## Description of the task
The word "error" marks the lines to find; copy every such line from the data below.

## Web page and app entries
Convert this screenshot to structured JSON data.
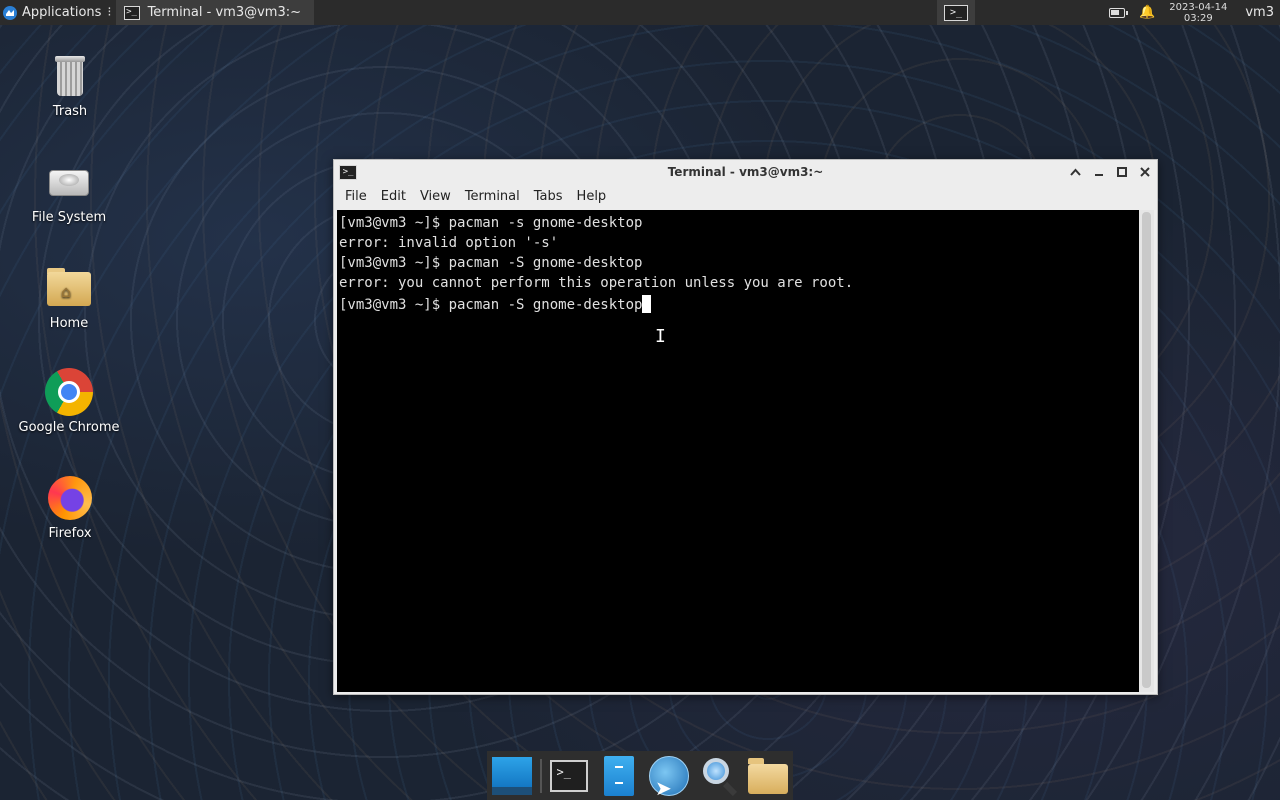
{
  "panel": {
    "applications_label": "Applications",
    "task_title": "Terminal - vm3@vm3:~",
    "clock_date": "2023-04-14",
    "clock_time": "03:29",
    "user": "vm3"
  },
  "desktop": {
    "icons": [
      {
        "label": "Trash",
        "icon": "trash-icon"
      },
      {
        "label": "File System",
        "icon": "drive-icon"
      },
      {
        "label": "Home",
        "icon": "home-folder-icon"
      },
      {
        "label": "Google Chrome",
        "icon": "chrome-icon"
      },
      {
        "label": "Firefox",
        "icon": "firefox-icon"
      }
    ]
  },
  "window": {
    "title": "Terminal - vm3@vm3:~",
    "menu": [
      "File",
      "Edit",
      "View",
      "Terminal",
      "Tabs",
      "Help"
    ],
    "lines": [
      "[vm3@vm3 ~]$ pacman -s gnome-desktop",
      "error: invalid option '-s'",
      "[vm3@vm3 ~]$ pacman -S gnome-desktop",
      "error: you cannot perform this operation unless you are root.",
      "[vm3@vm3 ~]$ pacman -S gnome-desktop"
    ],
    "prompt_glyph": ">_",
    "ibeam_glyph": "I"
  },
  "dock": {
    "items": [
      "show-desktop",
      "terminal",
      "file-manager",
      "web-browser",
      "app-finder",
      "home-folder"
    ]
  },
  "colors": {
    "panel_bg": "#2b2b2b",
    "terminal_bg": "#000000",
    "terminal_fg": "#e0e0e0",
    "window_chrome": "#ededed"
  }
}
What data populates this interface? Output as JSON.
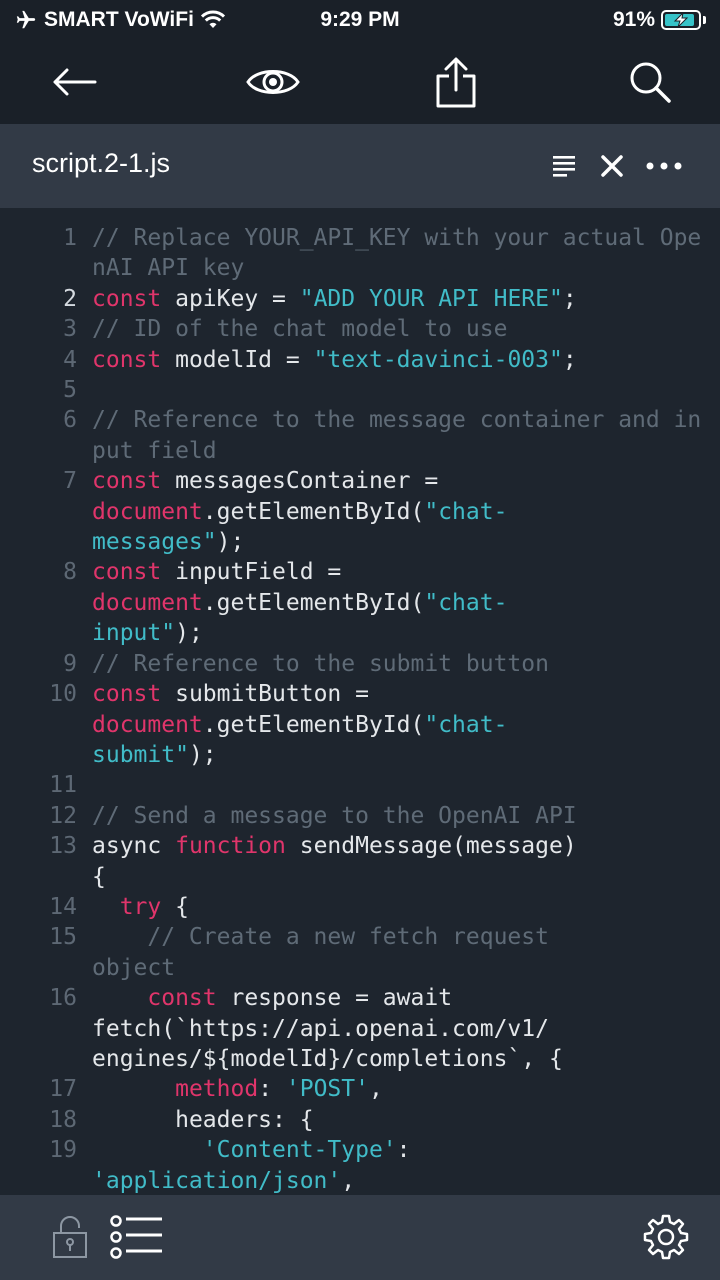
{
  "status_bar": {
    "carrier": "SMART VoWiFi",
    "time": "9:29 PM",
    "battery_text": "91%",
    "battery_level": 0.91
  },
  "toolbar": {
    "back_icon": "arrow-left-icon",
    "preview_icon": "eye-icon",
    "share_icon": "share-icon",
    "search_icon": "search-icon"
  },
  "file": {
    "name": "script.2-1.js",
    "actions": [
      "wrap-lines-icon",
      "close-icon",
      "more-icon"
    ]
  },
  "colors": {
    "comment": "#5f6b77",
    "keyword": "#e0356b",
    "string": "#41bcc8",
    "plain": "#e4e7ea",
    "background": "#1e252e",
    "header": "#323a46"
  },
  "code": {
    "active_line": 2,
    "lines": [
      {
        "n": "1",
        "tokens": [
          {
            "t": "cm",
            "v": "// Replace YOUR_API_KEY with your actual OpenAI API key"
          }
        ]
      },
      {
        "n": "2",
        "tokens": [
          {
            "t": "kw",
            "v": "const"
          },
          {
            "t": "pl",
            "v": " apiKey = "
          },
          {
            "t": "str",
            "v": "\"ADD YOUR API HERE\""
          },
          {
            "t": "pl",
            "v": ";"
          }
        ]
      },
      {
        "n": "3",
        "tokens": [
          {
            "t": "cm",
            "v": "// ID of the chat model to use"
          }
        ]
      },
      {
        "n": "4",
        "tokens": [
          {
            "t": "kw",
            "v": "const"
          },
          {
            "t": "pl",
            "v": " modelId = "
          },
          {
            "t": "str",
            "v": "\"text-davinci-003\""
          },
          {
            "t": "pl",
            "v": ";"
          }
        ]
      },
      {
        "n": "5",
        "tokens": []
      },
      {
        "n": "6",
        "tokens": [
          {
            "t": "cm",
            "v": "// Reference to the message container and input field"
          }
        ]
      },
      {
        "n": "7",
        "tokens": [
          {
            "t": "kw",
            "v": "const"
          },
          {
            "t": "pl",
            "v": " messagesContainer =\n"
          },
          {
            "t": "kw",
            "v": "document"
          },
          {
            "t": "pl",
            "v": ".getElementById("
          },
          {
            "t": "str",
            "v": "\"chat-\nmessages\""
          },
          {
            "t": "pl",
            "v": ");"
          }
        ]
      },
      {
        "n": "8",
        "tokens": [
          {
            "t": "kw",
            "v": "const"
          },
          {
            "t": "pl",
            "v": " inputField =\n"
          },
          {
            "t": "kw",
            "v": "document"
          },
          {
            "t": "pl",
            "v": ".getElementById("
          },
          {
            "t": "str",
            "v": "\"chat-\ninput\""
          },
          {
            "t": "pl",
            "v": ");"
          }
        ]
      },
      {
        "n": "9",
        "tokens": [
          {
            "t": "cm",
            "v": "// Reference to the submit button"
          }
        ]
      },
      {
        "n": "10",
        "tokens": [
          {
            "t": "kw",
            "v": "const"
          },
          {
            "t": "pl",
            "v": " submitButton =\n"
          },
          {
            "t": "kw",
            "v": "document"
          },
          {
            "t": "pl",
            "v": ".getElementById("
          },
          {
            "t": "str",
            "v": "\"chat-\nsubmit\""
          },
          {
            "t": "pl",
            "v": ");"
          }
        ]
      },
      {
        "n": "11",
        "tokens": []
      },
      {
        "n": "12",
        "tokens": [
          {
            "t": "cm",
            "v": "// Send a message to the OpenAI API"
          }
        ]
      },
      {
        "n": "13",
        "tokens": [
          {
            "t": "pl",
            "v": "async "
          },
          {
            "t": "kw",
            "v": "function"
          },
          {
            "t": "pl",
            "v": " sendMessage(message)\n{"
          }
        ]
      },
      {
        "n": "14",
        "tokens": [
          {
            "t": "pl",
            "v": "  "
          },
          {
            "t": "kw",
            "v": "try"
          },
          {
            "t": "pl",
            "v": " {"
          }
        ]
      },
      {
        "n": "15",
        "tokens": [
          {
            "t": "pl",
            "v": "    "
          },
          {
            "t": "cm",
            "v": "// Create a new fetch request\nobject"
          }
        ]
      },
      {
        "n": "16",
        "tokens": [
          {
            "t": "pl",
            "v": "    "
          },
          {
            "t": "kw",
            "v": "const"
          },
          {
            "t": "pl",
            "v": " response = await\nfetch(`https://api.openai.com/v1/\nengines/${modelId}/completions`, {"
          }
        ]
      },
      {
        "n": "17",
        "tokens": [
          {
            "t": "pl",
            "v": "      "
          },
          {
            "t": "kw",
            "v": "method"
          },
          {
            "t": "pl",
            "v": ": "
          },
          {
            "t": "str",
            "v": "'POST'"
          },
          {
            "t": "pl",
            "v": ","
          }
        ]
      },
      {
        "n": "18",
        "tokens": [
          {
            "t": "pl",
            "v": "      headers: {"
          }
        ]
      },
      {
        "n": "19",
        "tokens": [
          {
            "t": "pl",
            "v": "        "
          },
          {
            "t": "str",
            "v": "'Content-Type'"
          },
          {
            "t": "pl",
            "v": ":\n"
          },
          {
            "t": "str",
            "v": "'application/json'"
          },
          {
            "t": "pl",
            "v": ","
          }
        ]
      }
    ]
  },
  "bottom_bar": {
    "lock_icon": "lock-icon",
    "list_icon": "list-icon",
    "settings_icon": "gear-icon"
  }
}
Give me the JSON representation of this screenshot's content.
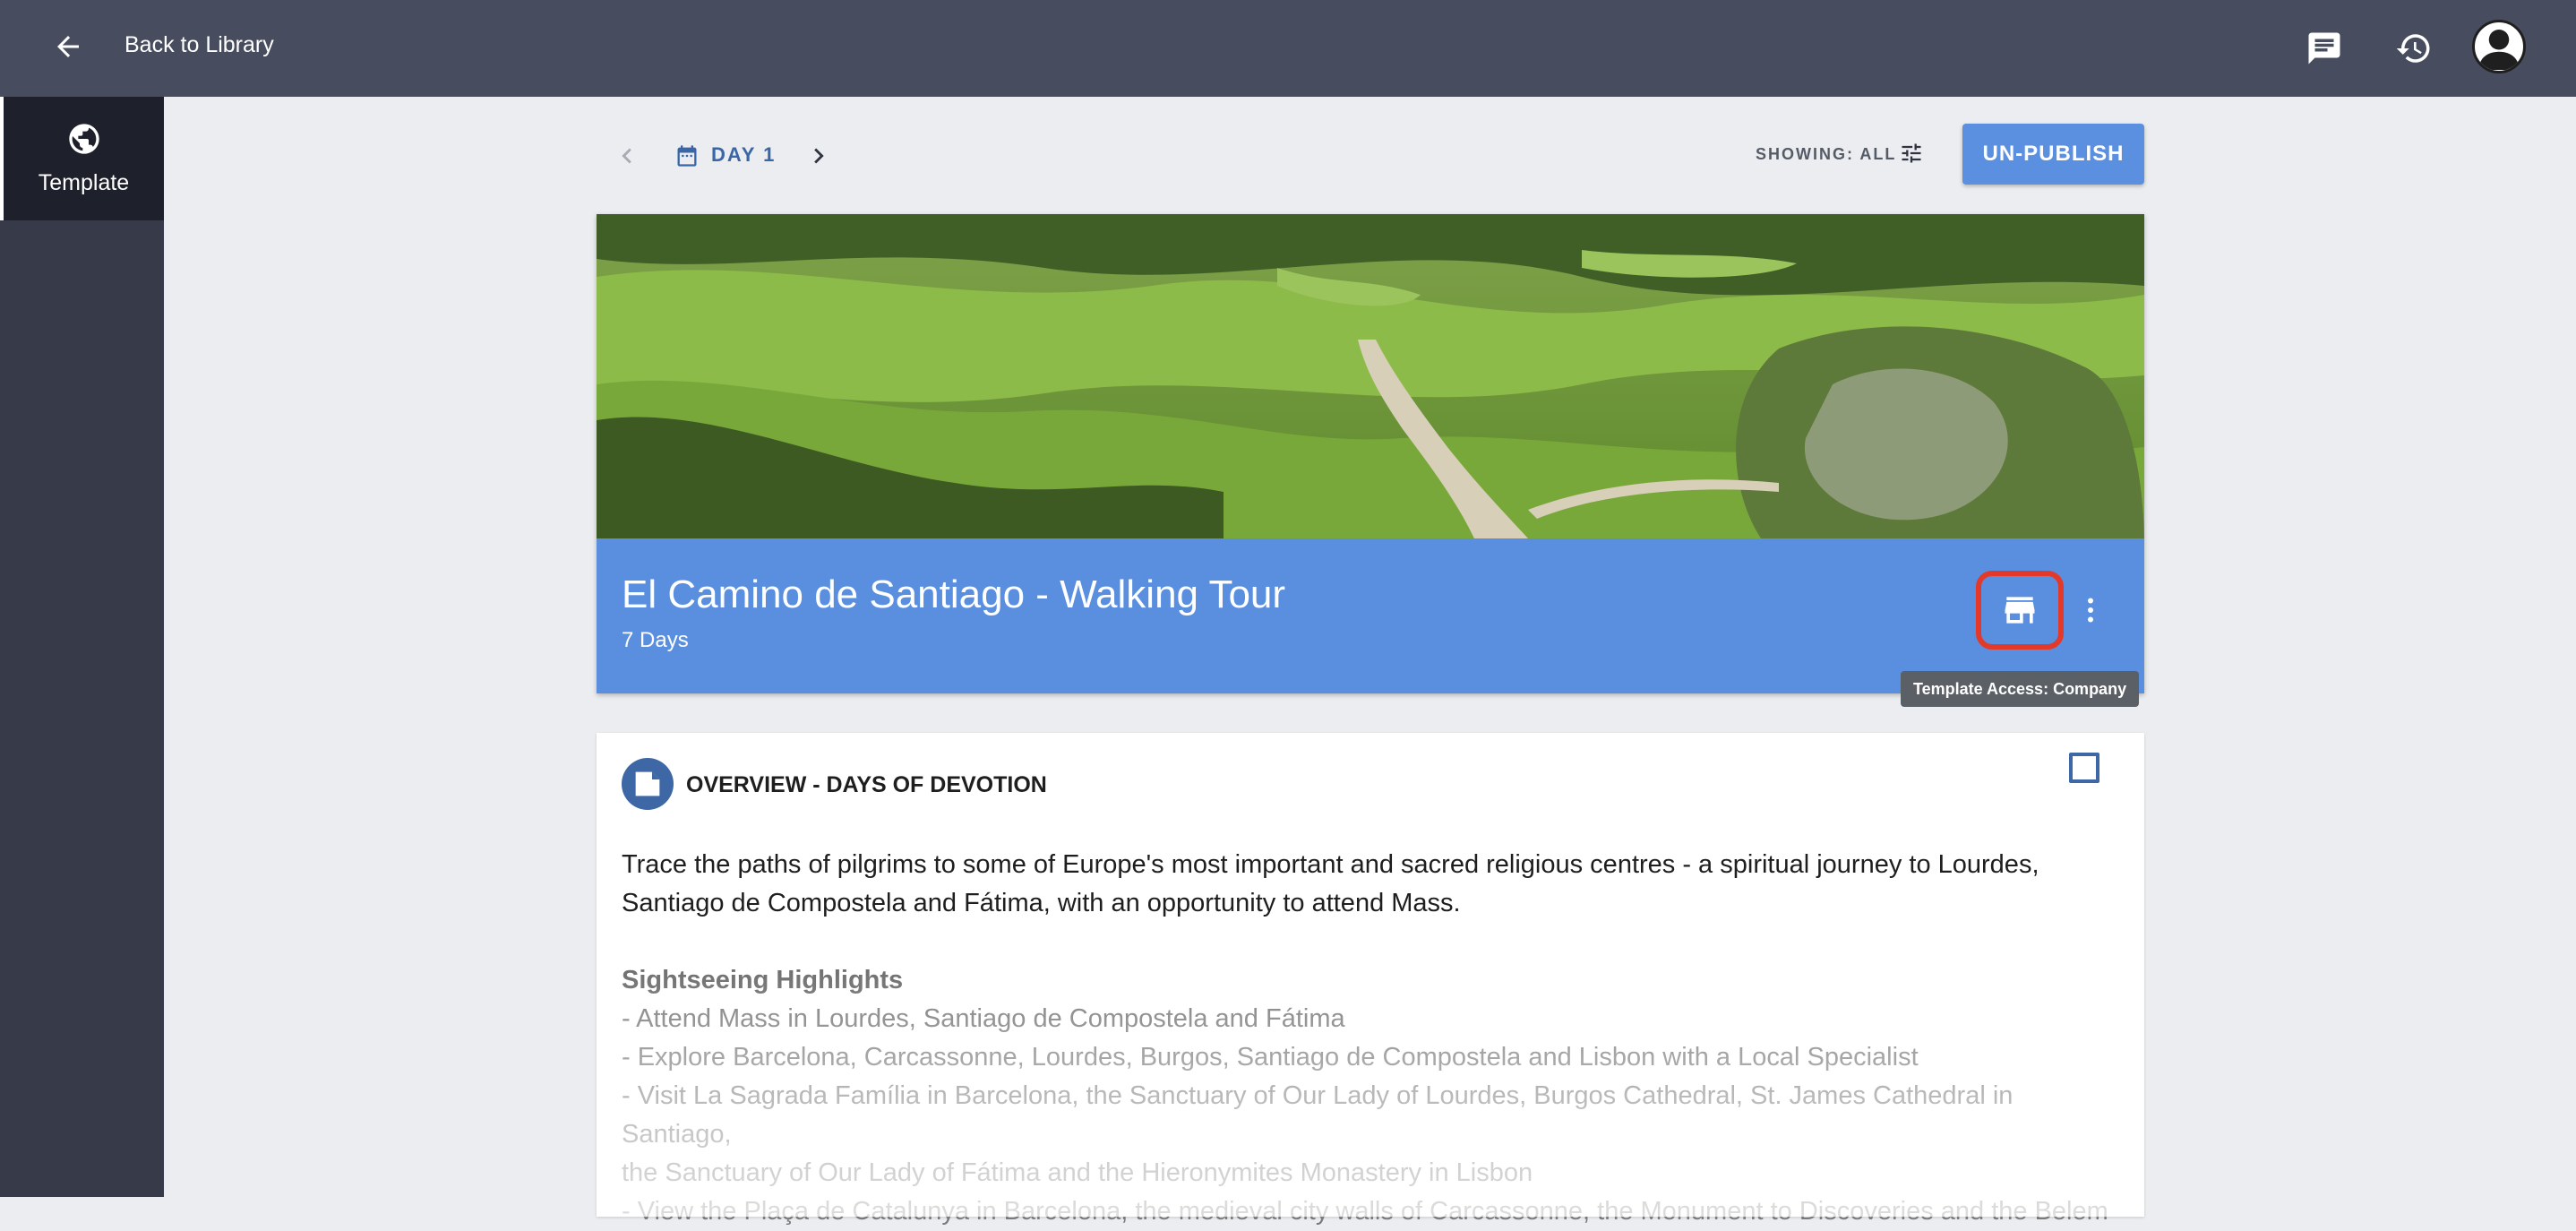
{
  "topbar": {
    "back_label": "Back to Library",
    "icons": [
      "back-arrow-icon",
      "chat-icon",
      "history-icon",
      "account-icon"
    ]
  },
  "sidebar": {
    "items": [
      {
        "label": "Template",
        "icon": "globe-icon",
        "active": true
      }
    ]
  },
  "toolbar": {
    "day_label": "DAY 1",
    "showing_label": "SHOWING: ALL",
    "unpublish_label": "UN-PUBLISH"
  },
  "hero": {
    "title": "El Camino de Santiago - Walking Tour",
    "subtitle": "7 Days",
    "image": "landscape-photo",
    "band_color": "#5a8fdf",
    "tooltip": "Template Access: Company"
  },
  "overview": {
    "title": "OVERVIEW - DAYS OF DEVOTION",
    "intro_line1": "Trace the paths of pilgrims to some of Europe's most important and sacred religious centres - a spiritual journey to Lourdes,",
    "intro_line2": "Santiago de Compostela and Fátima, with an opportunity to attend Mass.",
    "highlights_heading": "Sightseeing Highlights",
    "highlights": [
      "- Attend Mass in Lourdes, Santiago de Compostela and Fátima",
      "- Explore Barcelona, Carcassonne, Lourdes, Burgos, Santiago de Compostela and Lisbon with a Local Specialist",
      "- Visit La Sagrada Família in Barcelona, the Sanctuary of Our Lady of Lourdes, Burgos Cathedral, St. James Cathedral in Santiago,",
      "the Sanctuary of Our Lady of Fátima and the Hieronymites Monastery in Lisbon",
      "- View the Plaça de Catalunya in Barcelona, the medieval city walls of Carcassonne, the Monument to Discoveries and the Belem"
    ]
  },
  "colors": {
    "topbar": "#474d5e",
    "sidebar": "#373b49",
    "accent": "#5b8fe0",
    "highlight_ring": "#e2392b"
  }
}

## Written answer
      "error: invalid option '-s'",
      "error: you cannot perform this operation unless you are root.",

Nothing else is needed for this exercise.